DATA FOR PROCESSING
===

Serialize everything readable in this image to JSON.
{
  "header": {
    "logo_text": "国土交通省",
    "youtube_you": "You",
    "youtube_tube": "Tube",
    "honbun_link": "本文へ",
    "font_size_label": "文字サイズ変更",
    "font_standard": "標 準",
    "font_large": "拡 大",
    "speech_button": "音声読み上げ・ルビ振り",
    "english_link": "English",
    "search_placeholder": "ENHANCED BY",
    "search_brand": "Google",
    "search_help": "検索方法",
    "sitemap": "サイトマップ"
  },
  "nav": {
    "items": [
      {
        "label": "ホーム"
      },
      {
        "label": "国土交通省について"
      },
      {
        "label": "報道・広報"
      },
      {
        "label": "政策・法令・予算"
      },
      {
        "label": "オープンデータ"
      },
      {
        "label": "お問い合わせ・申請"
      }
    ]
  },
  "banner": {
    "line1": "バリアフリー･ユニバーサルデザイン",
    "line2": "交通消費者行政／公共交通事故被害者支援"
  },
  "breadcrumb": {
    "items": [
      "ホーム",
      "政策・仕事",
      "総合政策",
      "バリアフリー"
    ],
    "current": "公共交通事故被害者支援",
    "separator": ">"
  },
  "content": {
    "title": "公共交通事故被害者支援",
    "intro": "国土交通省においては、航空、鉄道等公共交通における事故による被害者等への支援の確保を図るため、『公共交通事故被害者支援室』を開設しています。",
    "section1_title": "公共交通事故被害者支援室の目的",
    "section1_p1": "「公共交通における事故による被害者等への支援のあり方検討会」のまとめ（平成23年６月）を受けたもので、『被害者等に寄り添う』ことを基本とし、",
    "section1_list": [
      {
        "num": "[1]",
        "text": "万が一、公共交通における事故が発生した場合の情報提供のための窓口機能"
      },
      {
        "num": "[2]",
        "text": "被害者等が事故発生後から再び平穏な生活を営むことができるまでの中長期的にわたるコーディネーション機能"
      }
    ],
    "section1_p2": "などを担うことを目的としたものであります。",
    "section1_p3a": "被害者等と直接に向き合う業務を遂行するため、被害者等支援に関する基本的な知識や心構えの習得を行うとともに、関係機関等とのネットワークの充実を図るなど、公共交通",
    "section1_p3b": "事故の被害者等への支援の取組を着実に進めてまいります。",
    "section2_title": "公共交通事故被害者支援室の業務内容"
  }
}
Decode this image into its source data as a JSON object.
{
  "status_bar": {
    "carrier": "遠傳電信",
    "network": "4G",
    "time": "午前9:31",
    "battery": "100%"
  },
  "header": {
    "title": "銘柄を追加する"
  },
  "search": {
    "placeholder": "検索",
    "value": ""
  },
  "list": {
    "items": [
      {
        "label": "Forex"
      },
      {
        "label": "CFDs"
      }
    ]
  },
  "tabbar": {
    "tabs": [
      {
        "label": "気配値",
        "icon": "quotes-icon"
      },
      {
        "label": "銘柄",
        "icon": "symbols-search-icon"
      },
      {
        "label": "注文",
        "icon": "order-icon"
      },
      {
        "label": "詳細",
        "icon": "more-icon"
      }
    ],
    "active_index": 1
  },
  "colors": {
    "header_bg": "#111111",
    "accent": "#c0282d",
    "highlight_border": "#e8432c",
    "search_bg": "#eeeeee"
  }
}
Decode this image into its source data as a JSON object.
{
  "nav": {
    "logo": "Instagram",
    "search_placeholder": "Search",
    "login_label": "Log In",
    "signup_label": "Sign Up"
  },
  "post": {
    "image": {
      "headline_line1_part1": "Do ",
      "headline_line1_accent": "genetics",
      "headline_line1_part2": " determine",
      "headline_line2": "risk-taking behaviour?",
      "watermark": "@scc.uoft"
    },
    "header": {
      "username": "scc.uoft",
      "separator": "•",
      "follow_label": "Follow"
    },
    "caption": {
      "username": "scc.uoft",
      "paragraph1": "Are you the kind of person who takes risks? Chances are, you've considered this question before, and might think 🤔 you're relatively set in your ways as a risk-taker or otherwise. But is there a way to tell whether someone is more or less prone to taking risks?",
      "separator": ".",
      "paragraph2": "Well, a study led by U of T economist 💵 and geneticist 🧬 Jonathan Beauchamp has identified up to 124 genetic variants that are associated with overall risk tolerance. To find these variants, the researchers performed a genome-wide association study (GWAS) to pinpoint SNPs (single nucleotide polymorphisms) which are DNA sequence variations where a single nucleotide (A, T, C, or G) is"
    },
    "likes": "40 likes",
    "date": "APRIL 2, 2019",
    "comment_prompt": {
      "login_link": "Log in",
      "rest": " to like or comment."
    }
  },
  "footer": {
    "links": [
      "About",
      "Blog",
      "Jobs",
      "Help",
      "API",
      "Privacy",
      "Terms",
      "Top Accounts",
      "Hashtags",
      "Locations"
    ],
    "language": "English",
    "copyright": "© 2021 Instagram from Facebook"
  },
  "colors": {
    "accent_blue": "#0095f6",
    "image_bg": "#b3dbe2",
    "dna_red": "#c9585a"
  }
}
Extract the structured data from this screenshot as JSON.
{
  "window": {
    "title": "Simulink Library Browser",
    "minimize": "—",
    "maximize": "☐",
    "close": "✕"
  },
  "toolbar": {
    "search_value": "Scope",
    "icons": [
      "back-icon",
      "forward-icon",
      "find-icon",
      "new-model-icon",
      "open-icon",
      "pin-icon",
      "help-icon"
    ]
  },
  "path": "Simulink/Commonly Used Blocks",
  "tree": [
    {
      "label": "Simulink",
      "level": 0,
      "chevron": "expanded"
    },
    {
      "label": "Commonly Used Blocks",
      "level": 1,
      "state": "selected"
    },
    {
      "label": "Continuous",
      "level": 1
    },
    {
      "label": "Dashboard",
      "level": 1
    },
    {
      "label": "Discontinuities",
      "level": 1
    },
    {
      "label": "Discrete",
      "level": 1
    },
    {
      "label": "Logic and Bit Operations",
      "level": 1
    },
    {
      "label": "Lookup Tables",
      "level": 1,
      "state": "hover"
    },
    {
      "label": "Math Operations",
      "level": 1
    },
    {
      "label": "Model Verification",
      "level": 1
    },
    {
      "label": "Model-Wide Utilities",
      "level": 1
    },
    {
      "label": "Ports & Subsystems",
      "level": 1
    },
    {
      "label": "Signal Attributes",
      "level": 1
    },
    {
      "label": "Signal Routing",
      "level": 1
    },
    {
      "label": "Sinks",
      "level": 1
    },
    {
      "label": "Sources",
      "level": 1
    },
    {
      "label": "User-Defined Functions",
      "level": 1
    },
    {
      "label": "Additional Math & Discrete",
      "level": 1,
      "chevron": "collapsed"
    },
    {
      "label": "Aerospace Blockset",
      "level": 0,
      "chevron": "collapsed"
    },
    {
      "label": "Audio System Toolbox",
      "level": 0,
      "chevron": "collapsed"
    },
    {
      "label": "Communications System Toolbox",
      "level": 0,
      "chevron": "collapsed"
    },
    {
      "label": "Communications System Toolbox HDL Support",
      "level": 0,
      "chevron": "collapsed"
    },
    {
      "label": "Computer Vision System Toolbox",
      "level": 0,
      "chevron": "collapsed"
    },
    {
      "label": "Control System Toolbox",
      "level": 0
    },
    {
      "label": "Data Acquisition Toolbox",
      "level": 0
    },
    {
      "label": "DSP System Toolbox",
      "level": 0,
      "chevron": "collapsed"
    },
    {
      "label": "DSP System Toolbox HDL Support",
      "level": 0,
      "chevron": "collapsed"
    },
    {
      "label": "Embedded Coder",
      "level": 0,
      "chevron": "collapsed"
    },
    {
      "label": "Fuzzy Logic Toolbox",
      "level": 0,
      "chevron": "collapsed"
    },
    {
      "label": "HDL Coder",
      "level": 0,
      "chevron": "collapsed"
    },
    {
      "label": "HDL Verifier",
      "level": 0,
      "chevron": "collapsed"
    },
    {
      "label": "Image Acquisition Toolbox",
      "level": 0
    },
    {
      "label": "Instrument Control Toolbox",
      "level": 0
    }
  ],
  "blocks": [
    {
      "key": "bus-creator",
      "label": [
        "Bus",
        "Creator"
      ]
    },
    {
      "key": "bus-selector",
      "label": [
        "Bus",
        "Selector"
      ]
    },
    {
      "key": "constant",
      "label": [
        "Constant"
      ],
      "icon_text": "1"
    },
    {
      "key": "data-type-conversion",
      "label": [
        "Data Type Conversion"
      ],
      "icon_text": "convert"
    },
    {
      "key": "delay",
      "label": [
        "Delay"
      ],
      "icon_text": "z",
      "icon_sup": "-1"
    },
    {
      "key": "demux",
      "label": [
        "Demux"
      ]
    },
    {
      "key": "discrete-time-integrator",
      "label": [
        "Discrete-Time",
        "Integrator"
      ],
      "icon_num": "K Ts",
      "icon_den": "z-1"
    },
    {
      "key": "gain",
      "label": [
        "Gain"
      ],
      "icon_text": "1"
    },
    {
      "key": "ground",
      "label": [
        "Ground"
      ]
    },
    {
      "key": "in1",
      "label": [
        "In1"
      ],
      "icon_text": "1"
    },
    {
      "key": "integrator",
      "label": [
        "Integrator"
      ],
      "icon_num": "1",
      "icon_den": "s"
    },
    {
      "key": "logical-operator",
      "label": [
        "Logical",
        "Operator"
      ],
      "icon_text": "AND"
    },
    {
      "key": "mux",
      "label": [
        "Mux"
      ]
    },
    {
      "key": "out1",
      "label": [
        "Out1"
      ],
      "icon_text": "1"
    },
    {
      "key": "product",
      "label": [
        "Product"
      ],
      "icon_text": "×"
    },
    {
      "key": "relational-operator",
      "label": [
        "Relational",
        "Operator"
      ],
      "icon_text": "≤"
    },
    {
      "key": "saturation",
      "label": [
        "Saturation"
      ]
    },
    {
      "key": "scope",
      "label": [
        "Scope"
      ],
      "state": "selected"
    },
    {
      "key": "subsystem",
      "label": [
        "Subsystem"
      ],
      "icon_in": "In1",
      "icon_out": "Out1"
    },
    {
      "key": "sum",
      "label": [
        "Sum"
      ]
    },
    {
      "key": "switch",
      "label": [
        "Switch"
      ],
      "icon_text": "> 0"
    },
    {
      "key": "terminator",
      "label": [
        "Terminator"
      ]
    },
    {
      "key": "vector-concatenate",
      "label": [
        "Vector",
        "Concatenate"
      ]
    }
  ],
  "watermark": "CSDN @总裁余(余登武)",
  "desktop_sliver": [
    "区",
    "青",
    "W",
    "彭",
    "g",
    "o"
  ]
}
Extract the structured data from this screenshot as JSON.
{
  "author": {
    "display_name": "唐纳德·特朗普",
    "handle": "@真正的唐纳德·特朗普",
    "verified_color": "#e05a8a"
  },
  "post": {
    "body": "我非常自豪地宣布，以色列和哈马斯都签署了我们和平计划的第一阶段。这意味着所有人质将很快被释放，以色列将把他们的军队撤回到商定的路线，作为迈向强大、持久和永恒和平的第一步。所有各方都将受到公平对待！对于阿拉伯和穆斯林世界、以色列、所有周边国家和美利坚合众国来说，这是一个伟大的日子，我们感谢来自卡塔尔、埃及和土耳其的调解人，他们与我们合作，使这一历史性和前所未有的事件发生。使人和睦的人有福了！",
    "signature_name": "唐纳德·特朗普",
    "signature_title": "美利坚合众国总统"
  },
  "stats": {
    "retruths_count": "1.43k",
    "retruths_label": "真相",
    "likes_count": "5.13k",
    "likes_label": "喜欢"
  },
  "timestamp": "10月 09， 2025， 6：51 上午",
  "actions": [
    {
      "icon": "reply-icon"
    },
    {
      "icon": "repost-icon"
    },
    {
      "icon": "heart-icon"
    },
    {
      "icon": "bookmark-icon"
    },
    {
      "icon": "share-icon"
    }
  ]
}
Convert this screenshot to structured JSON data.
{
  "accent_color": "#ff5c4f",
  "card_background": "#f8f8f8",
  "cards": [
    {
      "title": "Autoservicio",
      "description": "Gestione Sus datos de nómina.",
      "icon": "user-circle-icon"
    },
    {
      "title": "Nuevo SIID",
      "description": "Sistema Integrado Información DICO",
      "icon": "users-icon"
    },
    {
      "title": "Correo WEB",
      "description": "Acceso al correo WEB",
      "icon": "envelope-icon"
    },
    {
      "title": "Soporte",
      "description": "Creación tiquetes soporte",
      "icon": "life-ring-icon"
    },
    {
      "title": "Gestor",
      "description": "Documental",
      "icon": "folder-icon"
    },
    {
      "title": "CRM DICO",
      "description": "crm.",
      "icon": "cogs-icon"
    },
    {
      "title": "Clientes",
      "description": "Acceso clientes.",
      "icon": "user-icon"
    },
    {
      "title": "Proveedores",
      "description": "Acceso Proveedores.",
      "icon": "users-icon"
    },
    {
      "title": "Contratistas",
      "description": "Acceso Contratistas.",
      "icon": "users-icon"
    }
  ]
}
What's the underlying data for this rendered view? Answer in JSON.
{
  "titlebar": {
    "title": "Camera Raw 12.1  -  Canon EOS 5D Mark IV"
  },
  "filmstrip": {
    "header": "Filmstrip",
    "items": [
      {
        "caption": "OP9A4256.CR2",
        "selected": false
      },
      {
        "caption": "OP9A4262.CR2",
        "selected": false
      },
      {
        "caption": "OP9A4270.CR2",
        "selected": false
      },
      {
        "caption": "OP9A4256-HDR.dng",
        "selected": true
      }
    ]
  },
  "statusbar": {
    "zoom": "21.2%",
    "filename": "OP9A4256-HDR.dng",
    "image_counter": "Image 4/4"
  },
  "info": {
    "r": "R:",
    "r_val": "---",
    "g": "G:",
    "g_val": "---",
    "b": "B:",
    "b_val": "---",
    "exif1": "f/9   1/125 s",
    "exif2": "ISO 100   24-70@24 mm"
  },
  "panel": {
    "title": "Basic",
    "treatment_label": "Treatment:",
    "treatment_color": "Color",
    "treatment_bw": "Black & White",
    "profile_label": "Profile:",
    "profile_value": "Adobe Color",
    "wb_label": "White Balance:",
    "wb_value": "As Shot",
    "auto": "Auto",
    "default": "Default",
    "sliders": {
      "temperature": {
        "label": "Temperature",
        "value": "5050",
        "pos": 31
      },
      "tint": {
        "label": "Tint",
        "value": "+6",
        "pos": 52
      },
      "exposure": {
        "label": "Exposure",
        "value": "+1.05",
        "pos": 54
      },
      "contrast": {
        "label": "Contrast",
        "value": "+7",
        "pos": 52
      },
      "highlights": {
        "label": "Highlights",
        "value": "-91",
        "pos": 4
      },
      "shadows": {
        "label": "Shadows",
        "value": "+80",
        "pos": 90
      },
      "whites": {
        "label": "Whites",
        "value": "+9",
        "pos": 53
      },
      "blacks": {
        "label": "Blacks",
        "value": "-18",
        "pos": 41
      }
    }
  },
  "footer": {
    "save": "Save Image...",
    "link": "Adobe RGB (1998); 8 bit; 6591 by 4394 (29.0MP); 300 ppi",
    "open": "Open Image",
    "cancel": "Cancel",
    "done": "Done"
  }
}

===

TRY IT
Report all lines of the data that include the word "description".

PROBLEM SOLUTION
      "description": "Gestione Sus datos de nómina.",
      "description": "Sistema Integrado Información DICO",
      "description": "Acceso al correo WEB",
      "description": "Creación tiquetes soporte",
      "description": "Documental",
      "description": "crm.",
      "description": "Acceso clientes.",
      "description": "Acceso Proveedores.",
      "description": "Acceso Contratistas.",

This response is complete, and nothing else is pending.